This week’s wise words of advice: when offered bacon, never turn it down.
I mean it. I know, I have friends who are rolling their eyes as they read this whilst running on their treadmills. Yes, I actually know people who can roll, read, and run at the same time! I, for one, am not one of them. But back to the bacon…
The stuff is good. I’m not talking about turkey bacon: that impostor cardboard slice spayed silly with smoke flavor fails to recreate juicy, fatty, meaty reality. I am in no way trying to scoff the attributes of turkey here. It has many. Roasted turkey happens to be one of my family’s favorite meals, actually. Just don’t try and pass it off as a pig, for God’s sake!
Oh, and speaking of God. I’m so sorry. So, so, so sorry. As a Jew, I struggle with the dietary laws that restrict certain things from my diet that are not kosher (like pig) and confess that I eat bacon.

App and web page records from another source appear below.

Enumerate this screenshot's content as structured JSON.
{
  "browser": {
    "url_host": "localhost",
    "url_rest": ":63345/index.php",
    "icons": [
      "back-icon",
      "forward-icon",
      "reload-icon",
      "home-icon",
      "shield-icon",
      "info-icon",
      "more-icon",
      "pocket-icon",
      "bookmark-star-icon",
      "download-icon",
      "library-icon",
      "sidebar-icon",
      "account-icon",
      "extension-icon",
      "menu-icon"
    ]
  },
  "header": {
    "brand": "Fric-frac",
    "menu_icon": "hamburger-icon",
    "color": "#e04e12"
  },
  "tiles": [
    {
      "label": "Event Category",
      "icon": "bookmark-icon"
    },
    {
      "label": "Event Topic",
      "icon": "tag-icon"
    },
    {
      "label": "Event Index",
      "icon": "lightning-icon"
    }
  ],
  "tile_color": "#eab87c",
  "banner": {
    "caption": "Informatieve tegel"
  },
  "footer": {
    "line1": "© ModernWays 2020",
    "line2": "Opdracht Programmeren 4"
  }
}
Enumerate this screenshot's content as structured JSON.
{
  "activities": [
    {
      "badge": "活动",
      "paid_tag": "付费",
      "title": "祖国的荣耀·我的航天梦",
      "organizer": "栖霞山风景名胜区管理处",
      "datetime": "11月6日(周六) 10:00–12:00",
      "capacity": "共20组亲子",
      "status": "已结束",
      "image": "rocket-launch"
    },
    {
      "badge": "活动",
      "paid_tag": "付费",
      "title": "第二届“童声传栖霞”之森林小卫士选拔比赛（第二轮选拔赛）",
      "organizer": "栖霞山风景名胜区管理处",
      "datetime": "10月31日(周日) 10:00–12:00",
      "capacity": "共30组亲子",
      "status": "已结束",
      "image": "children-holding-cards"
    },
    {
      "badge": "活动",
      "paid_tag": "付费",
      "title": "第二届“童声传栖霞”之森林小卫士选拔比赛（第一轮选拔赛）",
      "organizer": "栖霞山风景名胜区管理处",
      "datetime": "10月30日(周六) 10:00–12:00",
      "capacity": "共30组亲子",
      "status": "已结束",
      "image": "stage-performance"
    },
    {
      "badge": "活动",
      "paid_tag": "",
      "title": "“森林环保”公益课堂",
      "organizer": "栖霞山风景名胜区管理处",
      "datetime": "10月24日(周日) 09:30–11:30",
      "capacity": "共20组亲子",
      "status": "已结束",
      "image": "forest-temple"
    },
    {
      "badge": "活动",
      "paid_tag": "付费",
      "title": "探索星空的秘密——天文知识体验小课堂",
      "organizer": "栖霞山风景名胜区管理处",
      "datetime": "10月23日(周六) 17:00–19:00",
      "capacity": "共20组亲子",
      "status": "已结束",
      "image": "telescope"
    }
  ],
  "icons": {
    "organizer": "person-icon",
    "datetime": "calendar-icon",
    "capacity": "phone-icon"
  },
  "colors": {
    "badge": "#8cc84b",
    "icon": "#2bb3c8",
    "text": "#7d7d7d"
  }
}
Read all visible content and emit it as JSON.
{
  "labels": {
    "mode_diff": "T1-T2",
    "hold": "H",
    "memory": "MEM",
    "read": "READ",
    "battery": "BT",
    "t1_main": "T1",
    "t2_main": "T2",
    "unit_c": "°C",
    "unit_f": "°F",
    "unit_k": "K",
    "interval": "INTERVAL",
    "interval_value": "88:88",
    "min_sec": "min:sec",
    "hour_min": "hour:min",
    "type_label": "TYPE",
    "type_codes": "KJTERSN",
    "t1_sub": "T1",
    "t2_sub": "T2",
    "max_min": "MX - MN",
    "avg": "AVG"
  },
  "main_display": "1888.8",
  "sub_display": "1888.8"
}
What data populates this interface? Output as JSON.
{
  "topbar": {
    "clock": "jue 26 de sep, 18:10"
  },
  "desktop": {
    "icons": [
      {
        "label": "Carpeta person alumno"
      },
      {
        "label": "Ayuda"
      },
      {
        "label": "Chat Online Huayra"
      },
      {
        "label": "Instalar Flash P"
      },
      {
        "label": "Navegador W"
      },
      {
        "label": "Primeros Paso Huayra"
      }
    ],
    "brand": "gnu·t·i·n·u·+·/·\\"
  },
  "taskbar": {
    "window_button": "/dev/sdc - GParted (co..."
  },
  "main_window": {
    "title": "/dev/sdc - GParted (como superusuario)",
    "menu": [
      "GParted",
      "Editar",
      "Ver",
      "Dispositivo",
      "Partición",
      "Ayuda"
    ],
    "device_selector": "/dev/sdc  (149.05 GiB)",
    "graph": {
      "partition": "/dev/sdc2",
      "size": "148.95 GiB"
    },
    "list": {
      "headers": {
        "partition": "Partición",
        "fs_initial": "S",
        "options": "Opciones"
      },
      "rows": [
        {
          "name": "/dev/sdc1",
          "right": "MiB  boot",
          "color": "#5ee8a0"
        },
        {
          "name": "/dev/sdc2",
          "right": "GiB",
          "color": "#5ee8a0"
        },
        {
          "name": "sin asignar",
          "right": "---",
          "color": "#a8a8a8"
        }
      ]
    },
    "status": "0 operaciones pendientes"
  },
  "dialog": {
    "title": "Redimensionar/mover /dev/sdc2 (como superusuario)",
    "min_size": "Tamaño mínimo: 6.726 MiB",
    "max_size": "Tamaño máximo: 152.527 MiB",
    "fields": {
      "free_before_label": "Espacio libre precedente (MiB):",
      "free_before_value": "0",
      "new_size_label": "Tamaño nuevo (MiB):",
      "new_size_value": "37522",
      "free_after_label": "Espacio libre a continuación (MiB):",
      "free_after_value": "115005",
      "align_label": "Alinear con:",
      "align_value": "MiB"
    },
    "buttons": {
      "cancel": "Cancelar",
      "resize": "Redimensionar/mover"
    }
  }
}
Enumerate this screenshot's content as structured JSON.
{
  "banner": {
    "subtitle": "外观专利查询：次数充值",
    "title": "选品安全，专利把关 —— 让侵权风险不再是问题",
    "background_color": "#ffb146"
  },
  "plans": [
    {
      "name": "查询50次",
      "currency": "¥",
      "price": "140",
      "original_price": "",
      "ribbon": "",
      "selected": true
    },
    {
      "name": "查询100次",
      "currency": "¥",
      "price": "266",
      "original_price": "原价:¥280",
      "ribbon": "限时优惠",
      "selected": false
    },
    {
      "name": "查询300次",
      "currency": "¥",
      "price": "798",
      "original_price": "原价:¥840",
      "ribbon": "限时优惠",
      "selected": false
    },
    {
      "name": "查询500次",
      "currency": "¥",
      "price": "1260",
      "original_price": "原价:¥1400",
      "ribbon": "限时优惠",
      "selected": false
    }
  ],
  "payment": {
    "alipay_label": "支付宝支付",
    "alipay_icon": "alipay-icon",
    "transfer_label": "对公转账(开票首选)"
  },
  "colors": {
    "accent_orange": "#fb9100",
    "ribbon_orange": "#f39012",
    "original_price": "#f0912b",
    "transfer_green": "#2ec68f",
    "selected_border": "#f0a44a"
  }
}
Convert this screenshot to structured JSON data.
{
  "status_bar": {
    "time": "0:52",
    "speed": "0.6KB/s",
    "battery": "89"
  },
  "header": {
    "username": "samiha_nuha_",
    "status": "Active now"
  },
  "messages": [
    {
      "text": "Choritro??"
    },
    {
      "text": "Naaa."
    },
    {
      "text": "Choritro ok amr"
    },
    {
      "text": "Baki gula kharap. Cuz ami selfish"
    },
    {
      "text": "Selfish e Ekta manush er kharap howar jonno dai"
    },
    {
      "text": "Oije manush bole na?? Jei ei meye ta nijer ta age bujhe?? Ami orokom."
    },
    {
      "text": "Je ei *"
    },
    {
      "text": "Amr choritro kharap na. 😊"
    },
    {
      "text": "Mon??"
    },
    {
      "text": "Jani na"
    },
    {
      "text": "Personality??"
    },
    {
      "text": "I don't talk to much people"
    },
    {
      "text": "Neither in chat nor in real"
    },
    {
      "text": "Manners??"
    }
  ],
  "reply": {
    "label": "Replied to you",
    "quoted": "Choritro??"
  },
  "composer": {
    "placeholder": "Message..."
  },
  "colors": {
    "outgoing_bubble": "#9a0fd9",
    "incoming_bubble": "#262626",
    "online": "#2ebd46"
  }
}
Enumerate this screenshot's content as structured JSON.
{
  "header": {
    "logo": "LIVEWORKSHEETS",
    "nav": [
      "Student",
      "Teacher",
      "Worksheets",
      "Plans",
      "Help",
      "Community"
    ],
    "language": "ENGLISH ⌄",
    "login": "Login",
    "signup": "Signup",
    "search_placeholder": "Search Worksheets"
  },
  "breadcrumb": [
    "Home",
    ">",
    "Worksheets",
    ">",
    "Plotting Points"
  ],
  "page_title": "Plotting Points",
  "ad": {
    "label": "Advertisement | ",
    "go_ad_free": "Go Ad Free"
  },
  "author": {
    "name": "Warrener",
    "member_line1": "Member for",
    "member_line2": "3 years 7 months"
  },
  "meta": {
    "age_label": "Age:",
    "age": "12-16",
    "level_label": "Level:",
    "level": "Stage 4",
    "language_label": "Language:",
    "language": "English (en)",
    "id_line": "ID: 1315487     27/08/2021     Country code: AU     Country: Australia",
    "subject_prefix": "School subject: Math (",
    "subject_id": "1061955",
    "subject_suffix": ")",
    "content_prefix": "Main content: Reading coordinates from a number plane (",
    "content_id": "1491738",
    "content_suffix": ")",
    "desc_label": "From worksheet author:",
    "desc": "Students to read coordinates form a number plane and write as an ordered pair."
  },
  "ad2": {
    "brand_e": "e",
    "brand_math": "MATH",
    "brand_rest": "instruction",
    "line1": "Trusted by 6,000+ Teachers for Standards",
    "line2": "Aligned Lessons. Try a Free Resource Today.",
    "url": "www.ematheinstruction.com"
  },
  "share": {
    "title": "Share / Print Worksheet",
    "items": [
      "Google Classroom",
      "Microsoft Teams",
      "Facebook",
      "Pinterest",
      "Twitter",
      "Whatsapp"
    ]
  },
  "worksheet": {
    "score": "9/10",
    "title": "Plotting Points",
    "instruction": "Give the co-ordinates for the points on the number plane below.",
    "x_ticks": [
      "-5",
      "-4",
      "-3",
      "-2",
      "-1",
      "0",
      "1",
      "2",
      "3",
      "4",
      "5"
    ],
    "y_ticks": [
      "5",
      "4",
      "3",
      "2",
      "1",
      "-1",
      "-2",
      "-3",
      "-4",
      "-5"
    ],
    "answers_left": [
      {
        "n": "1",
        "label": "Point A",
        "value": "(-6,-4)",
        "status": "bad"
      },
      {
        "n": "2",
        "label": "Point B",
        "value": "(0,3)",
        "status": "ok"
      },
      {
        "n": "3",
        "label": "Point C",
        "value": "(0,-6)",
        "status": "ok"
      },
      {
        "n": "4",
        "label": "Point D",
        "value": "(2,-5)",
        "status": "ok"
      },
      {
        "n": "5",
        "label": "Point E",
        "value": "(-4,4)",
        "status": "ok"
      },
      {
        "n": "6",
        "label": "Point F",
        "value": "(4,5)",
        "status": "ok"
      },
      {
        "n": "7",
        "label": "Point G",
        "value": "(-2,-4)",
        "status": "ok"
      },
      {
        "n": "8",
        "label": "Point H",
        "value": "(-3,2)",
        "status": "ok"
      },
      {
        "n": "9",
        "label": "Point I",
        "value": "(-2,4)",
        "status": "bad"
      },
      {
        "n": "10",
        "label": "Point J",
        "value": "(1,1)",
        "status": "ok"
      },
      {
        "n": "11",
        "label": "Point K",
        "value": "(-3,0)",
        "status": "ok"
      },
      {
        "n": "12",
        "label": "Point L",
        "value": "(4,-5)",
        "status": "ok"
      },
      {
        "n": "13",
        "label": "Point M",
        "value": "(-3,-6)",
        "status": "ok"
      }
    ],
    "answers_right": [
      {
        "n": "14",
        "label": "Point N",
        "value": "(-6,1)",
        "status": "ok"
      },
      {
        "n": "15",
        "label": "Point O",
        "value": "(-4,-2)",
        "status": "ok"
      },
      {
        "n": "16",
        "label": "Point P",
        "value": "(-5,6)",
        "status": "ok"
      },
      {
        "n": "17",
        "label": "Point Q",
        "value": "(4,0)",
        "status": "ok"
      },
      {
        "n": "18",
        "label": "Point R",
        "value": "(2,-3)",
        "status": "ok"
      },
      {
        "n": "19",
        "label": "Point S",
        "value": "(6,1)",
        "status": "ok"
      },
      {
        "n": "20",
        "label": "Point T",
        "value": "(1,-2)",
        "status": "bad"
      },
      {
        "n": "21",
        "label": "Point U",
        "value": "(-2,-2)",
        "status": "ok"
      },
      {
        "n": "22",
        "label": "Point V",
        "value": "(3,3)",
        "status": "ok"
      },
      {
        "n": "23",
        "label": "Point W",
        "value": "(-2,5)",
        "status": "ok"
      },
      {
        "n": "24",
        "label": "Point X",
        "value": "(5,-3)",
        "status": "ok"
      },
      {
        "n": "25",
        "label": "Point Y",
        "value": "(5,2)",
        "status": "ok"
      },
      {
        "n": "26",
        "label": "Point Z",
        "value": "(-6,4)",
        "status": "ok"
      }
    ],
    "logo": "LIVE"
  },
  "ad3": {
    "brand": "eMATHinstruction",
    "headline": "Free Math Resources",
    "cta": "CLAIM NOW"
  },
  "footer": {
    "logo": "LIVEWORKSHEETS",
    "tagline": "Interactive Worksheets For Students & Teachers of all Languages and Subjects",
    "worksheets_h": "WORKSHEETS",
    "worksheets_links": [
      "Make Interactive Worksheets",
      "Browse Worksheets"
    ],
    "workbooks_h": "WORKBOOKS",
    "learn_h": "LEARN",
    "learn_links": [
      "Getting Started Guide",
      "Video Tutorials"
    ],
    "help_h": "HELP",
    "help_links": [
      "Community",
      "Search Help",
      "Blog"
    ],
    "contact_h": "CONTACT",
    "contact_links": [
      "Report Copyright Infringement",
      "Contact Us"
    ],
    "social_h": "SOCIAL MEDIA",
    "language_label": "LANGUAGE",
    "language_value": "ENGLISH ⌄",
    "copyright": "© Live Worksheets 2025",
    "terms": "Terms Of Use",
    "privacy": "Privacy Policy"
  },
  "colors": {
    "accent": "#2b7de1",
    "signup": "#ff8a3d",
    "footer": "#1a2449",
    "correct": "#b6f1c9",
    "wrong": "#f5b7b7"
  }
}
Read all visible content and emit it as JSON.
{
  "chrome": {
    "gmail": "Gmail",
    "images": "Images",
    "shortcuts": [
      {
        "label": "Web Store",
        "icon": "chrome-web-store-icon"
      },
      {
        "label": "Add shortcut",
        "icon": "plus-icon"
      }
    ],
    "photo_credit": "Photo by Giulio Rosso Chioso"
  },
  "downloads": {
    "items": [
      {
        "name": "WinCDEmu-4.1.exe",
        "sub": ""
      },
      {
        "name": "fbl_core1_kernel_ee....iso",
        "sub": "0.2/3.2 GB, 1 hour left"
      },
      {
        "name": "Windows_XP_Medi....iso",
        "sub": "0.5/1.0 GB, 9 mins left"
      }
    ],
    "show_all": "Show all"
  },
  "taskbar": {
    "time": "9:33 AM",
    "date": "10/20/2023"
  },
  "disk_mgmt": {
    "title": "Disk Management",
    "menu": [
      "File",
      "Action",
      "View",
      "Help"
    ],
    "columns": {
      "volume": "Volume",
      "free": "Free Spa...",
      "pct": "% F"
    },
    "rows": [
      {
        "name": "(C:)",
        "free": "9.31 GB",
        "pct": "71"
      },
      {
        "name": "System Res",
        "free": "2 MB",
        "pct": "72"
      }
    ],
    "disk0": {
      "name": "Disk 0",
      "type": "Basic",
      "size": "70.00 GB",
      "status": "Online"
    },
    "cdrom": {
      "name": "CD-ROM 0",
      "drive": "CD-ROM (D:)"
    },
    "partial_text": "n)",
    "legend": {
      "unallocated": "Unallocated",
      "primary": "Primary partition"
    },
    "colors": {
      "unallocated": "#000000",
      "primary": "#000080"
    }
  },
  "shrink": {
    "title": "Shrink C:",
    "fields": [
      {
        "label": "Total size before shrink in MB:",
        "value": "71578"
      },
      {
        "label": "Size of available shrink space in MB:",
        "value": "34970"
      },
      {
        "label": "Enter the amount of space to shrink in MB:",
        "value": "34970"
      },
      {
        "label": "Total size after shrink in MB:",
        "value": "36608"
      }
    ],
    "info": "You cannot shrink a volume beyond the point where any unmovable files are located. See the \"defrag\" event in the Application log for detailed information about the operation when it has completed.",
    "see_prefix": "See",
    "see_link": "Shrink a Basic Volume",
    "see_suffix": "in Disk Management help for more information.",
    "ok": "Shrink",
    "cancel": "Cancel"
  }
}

Dream in bacon.
However, I’ve managed to work through my bacon guilt and try to maintain some control. I visit treadmills occasionally and compensate for my spiritual anemia by doing mitzvahs (good deeds) every day. I have to: my family sits around the dinner table each night to report on our positive contribution to this world. So you see, I gotta keep up on the spiritual goodness. It’s just when bacon comes in play I lose my north and become a puddle of weakness and readily indulge, replacing my healthy and theological consciousness for my culinary compass.
My kids are equally passionate about bacon when the topic arises. That’s just a polite way of saying they beg for it…ALL THE TIME. My twelve-year old proudly sports her “Bacon is a Vegetable” t-shirt in a passionate attempt to redefine the food groups. Even my self-proclaimed eight year-old vegetarian pleads for the addictive crispy flavor of bacon. (When questioned on ethics, he feigns ignorance as to its source of origin.)
If I try and implement the theory of moderation, they rebel and get creative as to when and where bacon can be enjoyed. They know how to get to my weak spot by becoming proactive in the kitchen, and, the two of them (normally aiming swords at each others jugulars) miraculously come together to get their bacon way. Here’s how it goes down:
The Girl (known to be manipulative and incredibly smart):
“Mom, we want to help you cook dinner tonight.” (Mom’s radar is beginning to activate, but, aw, mom is turning to mush here.)
The Boy (an irresistible charmer (have you seen the eyelashes?) and frightenly good liar):
“Yeah mom, you always do so much for us. We want to do something for you.”
I know what you are thinking right now: I am a sucker with this stuff. And I am so not a sucker normally. I am a hardcore, don’t mess around, no-B.S. type of gal. You want to barter down the best price on that jalabia in the Khan El Khalili Cairo souk? I’m your gal. Need to sweet talk your way into Sir Richard Branson’s exclusive Kasbah Tamadot in the Atlas Mountains? Then you’ve come to the right person. But pair food, the kitchen and my kids and I go soft, Brie-left-out-in-the-sun soft.
In minutes they put together a quick excuse to eat lard: creamy boiled fingerling potatoes, Normandy butter, shredded Wisconsin cheddar, Turkish black pyramid salt and crumbled bacon. It’s not brain surgery, but it is slathered with manipulation and plenty of worthwhile calories.
How, or why, could I say no to that? We sit down to dinner with their new creation, which they have decided to call Dajopo (Daniela Jonathan Potatoes) and commence reporting our mitzvah for the day: Dani shared her materials with a classmate that was ill prepared. Jonathan used his allowance to buy a newspaper that supports the homeless.
The treadmill waits patiently for me tomorrow and the rabbi would smile if he could hear us share the ways we helped someone else for that day. I want my mitzvah to be that I’ve created these two awesome children that are smart, assertive, caring and exceptional culinarians. After all, they make a mean bacon.
1 lbs fingerling potatoes, scrubbed
6 ounces bacon, cooked crispy and crumbled
2 tablespoons butter
½ cup shredded cheddar
1-2 teaspoons salt (if you aren’t privy to black Turkish salt, click over to Mark and Jennifer’s amazing shop, The Meadow, now!)
Boil the potatoes in salted water for ten minutes. Drain and slice into halves or quarters.
Combine other ingredients and enjoy!